Does Visual Studio include anything that might help? The "Project Dependencies" shows only assemblies on which a project is dependent. I wanted to find assemblies that were dependent on PostgreSql. I have the Enterprise version of Visual Studio and I seem to recall an "Architecture" menu, but I discovered that these tools are no longer installed by default.

According to the VS support team in that link, you have to install the "Visual Studio extension development" workload in the Visual Studio installer. In this package, the "Architecture and analysis tools" feature is available, but not included by default.

Hovering this feature shows a tooltip indicating that it contains "Code Map, Live Dependency Validation and Code Clone detection". The "Live Dependency Validation" sounds like it might do what I want, but it also sounds quite heavyweight and somewhat intrusive, as described in this blog from the end of 2016. Instead of further modifying my VS installation (and possibly slowing it down), I decided to try another tool.

ReSharper?

What about ReSharper? For a while now, it's included project-dependency graphs and hierarchies. Try as I might, I couldn't get the tools to show me the transitive dependency on PostgreSql that Sandbox Winform was pulling in from somewhere. The hierarchy view is live and quick, but it doesn't show all transitive usages.

The graph view is nicely rendered, but shows dependencies by default instead of dependencies and usages. At any rate, the Sandbox wasn't showing up as a transitive user of PostgreSql.

I didn't believe ReSharper at this point because something was causing the data driver to be copied to the output folder.

NDepend to the rescue

So, as expected, I turned to NDepend. I took a few seconds to run an analysis and then right-clicked the PostgreSql data-driver project to select NDepend => Select Assemblies... => That are Using Me (Directly or Indirectly) to show the following query and results.

Bingo. Sandbox.Model is indirectly referencing the PostgreSql data driver, via a transitive-dependency chain of 4 assemblies. Can I see which assemblies they are? Of course I can: this kind of information is best shown on a graph, so you can show a graph of any query results by clicking "Export to Graph" to show the graph below.

Now I can finally see that the SandboxModel pulls in the Quino.Testing.Models.Generated (to use the BaseTypes module) which, in turn, has a reference to Quino.Tests.Base which, of course, includes the PostgreSql driver because that's the default testing driver for Quino tests.

Now that I know how the reference is coming in, I can fix the problem. Here I'm on my own: I have to solve this problem without NDepend. But at least NDepend was able to show me exactly what I have to fix (unlike VS or ReSharper).

I ended up moving the test-fixture base classes from Quino.Testing.Models.Generated into a new assembly called Quino.Testing.Models.Fixtures. The latter assembly still depends on Quino.Tests.Base and thus the PostgreSql data driver, but it's now possible to reference the Quino testing models without transitively referencing the PostgreSql data driver.

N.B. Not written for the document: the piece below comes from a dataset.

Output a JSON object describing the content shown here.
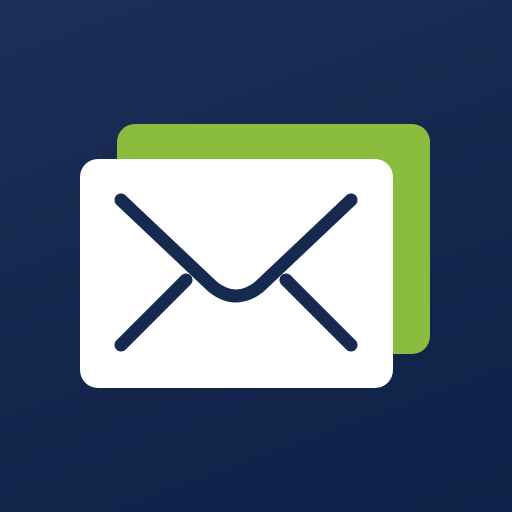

A quick re-analysis with NDepend and I can see that the same query now shows a clean view: only testing code and testing assemblies reference the PostgreSql driver.

Finishing up

And now to finish my original task! I ran the Winform Sandbox application with the PostgreSql driver configured and was greeted with an error message that the driver could not be loaded. I now had parity between PostgreSql and SqlServer.

The fix? Obviously, make sure that the drivers are available by referencing them directly from any Sandbox application that needs to connect to a database. This was the obvious solution from the beginning, but we had to quickly fix a problem with dependencies first. Why? Because we hate hacking. :-)

Two quick references added, a build and I was able to connect to both SQL Server and PostgreSql.